Just as Google is no longer a maverick underdog, the former mavericks of the film world are no longer independents. Disney bought Miramax, Universal bought October (eventually morphing into Focus Features,) Turner/Time Warner bought New Line, Vestron was swallowed up by Lion's Gate, and on and on. Today's distribution economics, the explosive technological advances of the past several years, the broad acceptance of new media; in 2009 these have all united to give us a simple yardstick with which to define independent film. With rare exception – and those exceptions will fade quickly now – any film that is largely or entirely distributed across the internet is an independent film. Put another way, any film that is primarily exhibited in bricks and mortar theaters is not an independent film.
Why does this matter? Because every new movement needs the support of the media to thrive and this new paradigm in independent distribution is no exception. Unfortunately, the media has been slow to catch on. Instead, they continue to relentlessly perpetuate an increasingly absurd myth of 'independent' cinema - $100 million dollar 'indie' grosses; multiple Academy Award-winning 'indies'; star-packed 'indies'; $10, $20, $50 million dollar budgeted 'indies' – rather than acknowledging the fact that the new indie is rattling the gates with righteous fury and a true independent spirit.
On February 20, Morgan Dews's remarkable documentary, "Must Read After My Death," will open in theaters in NY and LA and, day and date, everywhere else in the country via our online cinema, Gigantic Digital (www.giganticdigital.com). In other words, the film will be available to hundreds of millions of moviegoers on the same day that it opens in New York City, streamed in ultra high quality and commercial-free. The price will be $2.99 for a 3-day, unlimited viewing ticket. Where the film is or will be playing in theaters, those markets will be blacked out and the film will not be accessible online. Likewise, the rest of the world will be blacked out in order to preserve international rights.
Moviegoers will never abandon the movie house but they won't be going there to see independent cinema. Every day thousands more households upgrade to large, widescreen monitors. Every day thousands more households extend their broadband connections to big-screen TVs and home entertainment systems. By 2011, most TVs will have built-in wireless forever merging the internet with the television. These are the art houses. This is 'indie film' in 2009 and beyond.
Gigantic, whose mission is to revive and remake the independent distribution model, will be the first distributor to release its films primarily online. Within a year or two, however, all but the majors will follow Gigantic's lead in acknowledging the giant elephant in the room, climbing on its back and taking it for a ride into the future of independent film distribution.

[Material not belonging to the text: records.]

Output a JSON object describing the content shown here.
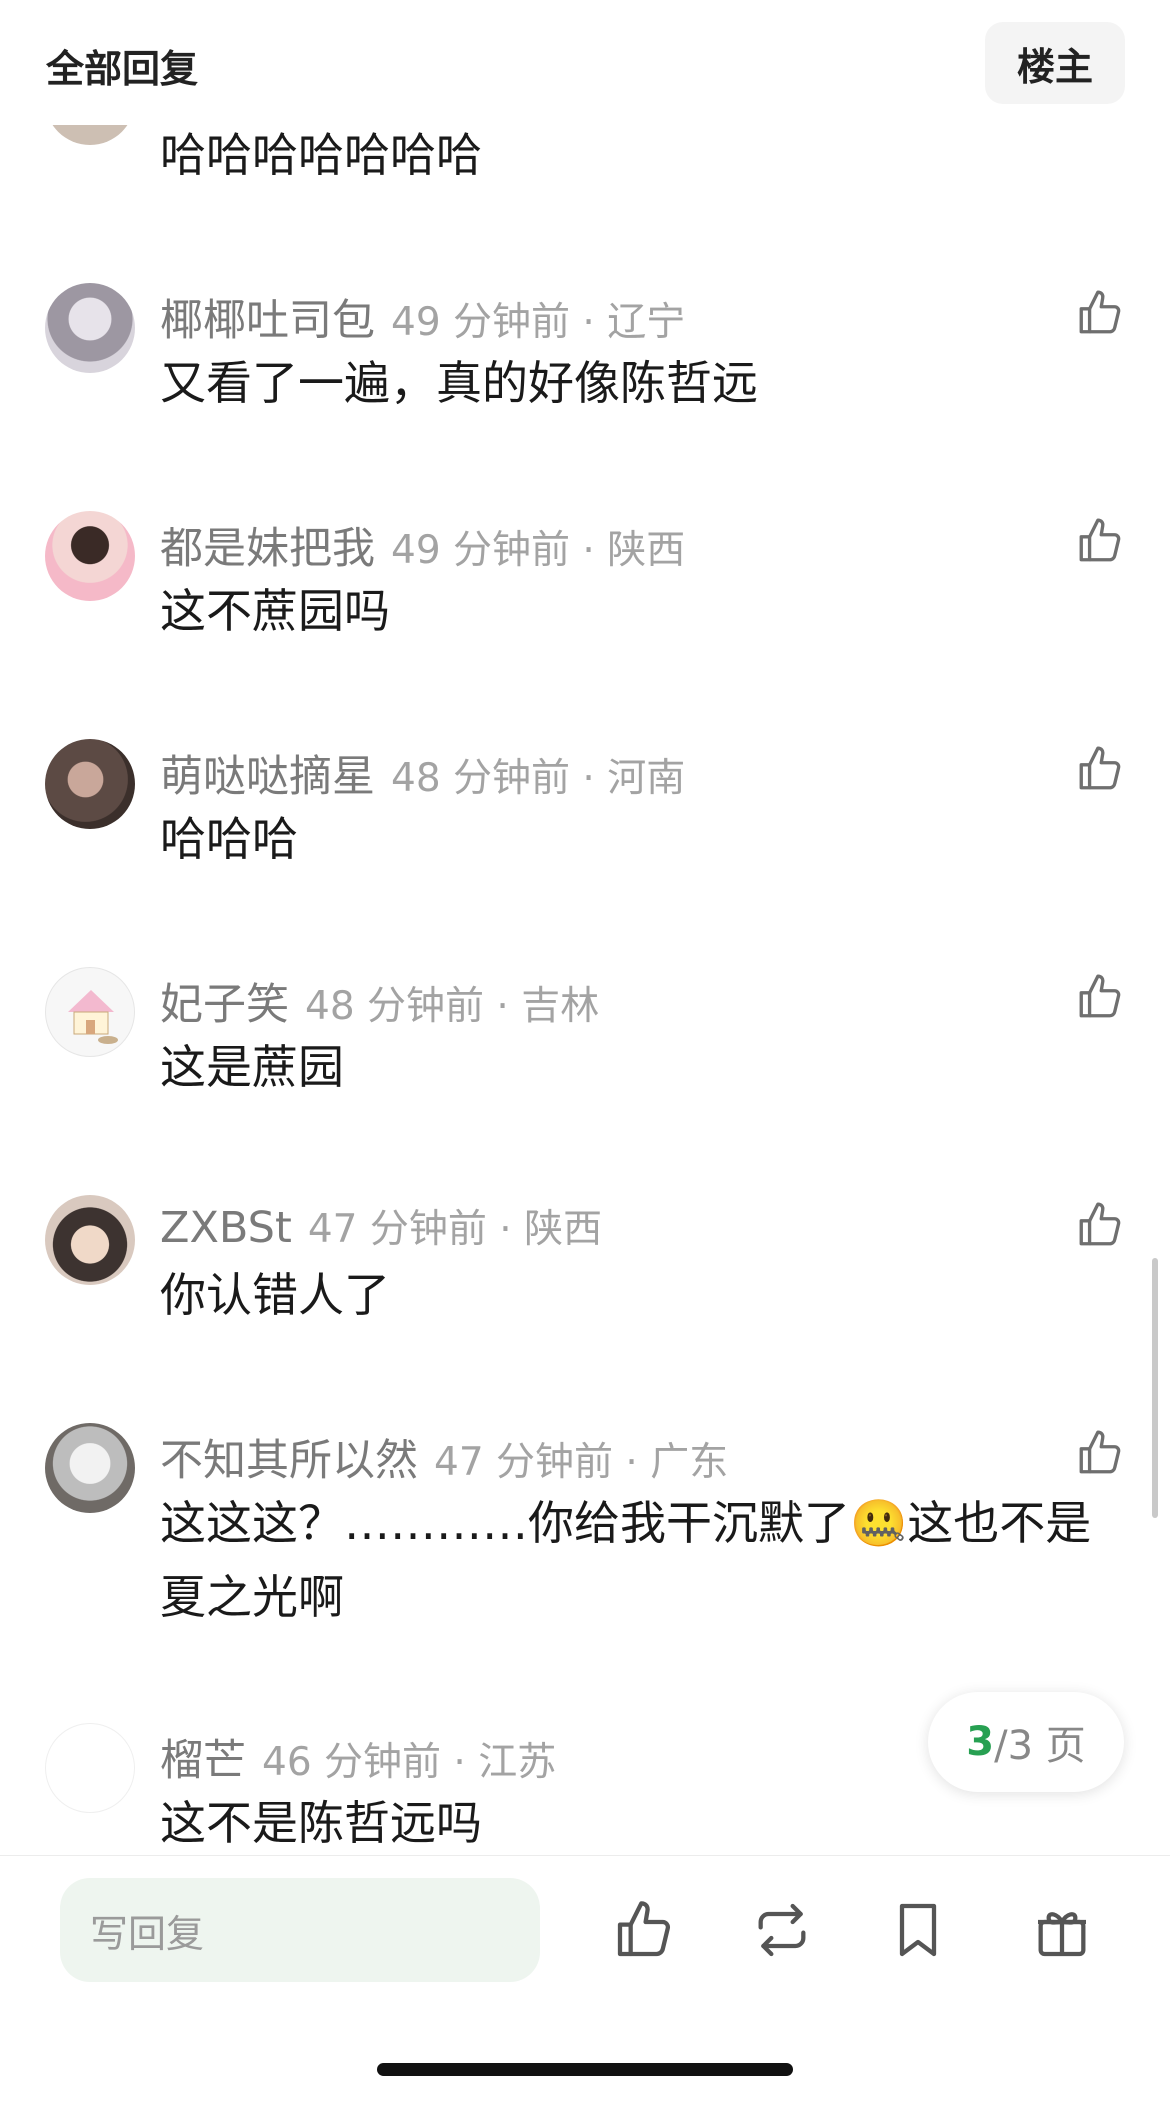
{
  "header": {
    "title": "全部回复",
    "op_filter_label": "楼主"
  },
  "comments": [
    {
      "name": "",
      "time": "",
      "location": "",
      "text": "哈哈哈哈哈哈哈"
    },
    {
      "name": "椰椰吐司包",
      "time": "49 分钟前",
      "location": "辽宁",
      "text": "又看了一遍，真的好像陈哲远"
    },
    {
      "name": "都是妹把我",
      "time": "49 分钟前",
      "location": "陕西",
      "text": "这不蔗园吗"
    },
    {
      "name": "萌哒哒摘星",
      "time": "48 分钟前",
      "location": "河南",
      "text": "哈哈哈"
    },
    {
      "name": "妃子笑",
      "time": "48 分钟前",
      "location": "吉林",
      "text": "这是蔗园"
    },
    {
      "name": "ZXBSt",
      "time": "47 分钟前",
      "location": "陕西",
      "text": "你认错人了"
    },
    {
      "name": "不知其所以然",
      "time": "47 分钟前",
      "location": "广东",
      "text_before_emoji": "这这这？…………你给我干沉默了",
      "emoji": "🤐",
      "text_after_emoji": "这也不是夏之光啊"
    },
    {
      "name": "榴芒",
      "time": "46 分钟前",
      "location": "江苏",
      "text": "这不是陈哲远吗"
    }
  ],
  "separator": " · ",
  "pager": {
    "current": "3",
    "total": "/3 页"
  },
  "bottom_bar": {
    "reply_placeholder": "写回复"
  },
  "colors": {
    "accent_green": "#27a052",
    "reply_bg": "#eef5ef"
  },
  "icons": [
    "thumbs-up-icon",
    "repost-icon",
    "bookmark-icon",
    "gift-icon"
  ]
}
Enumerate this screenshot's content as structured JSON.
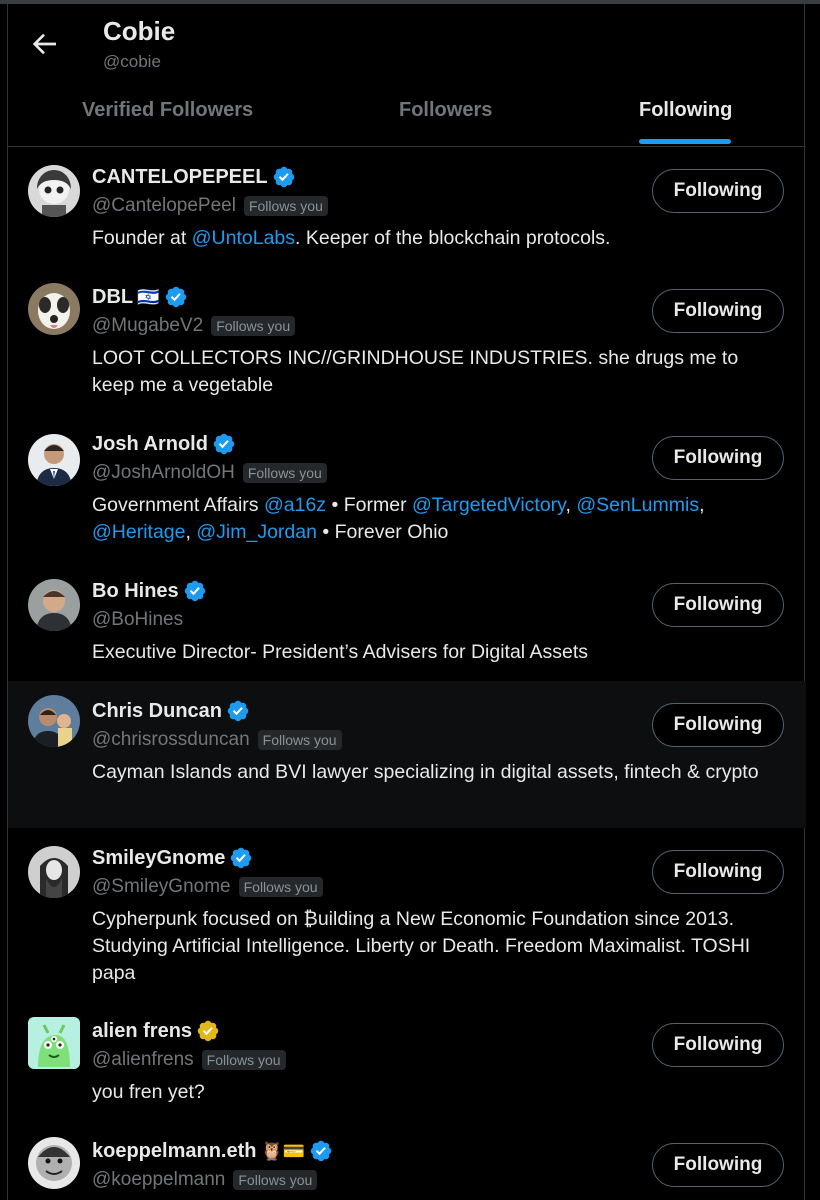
{
  "header": {
    "title": "Cobie",
    "handle": "@cobie",
    "tabs": [
      {
        "label": "Verified Followers"
      },
      {
        "label": "Followers"
      },
      {
        "label": "Following"
      }
    ]
  },
  "users": [
    {
      "name": "CANTELOPEPEEL",
      "handle": "@CantelopePeel",
      "follows_you": "Follows you",
      "button": "Following",
      "bio": [
        {
          "t": "Founder at "
        },
        {
          "link": "@UntoLabs"
        },
        {
          "t": ". Keeper of the blockchain protocols."
        }
      ]
    },
    {
      "name": "DBL",
      "emoji": "🇮🇱",
      "handle": "@MugabeV2",
      "follows_you": "Follows you",
      "button": "Following",
      "bio": [
        {
          "t": "LOOT COLLECTORS INC//GRINDHOUSE INDUSTRIES. she drugs me to keep me a vegetable"
        }
      ]
    },
    {
      "name": "Josh Arnold",
      "handle": "@JoshArnoldOH",
      "follows_you": "Follows you",
      "button": "Following",
      "bio": [
        {
          "t": "Government Affairs "
        },
        {
          "link": "@a16z"
        },
        {
          "t": " • Former "
        },
        {
          "link": "@TargetedVictory"
        },
        {
          "t": ", "
        },
        {
          "link": "@SenLummis"
        },
        {
          "t": ", "
        },
        {
          "link": "@Heritage"
        },
        {
          "t": ", "
        },
        {
          "link": "@Jim_Jordan"
        },
        {
          "t": " • Forever Ohio"
        }
      ]
    },
    {
      "name": "Bo Hines",
      "handle": "@BoHines",
      "follows_you": "",
      "button": "Following",
      "bio": [
        {
          "t": "Executive Director- President’s Advisers for Digital Assets"
        }
      ]
    },
    {
      "name": "Chris Duncan",
      "handle": "@chrisrossduncan",
      "follows_you": "Follows you",
      "button": "Following",
      "bio": [
        {
          "t": "Cayman Islands and BVI lawyer specializing in digital assets, fintech & crypto"
        }
      ]
    },
    {
      "name": "SmileyGnome",
      "handle": "@SmileyGnome",
      "follows_you": "Follows you",
      "button": "Following",
      "bio": [
        {
          "t": "Cypherpunk focused on ₿uilding a New Economic Foundation since 2013. Studying Artificial Intelligence. Liberty or Death. Freedom Maximalist. TOSHI papa"
        }
      ]
    },
    {
      "name": "alien frens",
      "handle": "@alienfrens",
      "follows_you": "Follows you",
      "button": "Following",
      "badge": "gold",
      "bio": [
        {
          "t": "you fren yet?"
        }
      ]
    },
    {
      "name": "koeppelmann.eth",
      "emoji": "🦉💳",
      "handle": "@koeppelmann",
      "follows_you": "Follows you",
      "button": "Following",
      "bio": []
    }
  ],
  "colors": {
    "accent": "#1d9bf0",
    "verified": "#1d9bf0",
    "gold": "#e2b719"
  }
}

We hope – we beg – that the media changes gears sooner than later. I promise that this new indie movement will be no less exciting, stimulating or newsworthy than the one that came before it.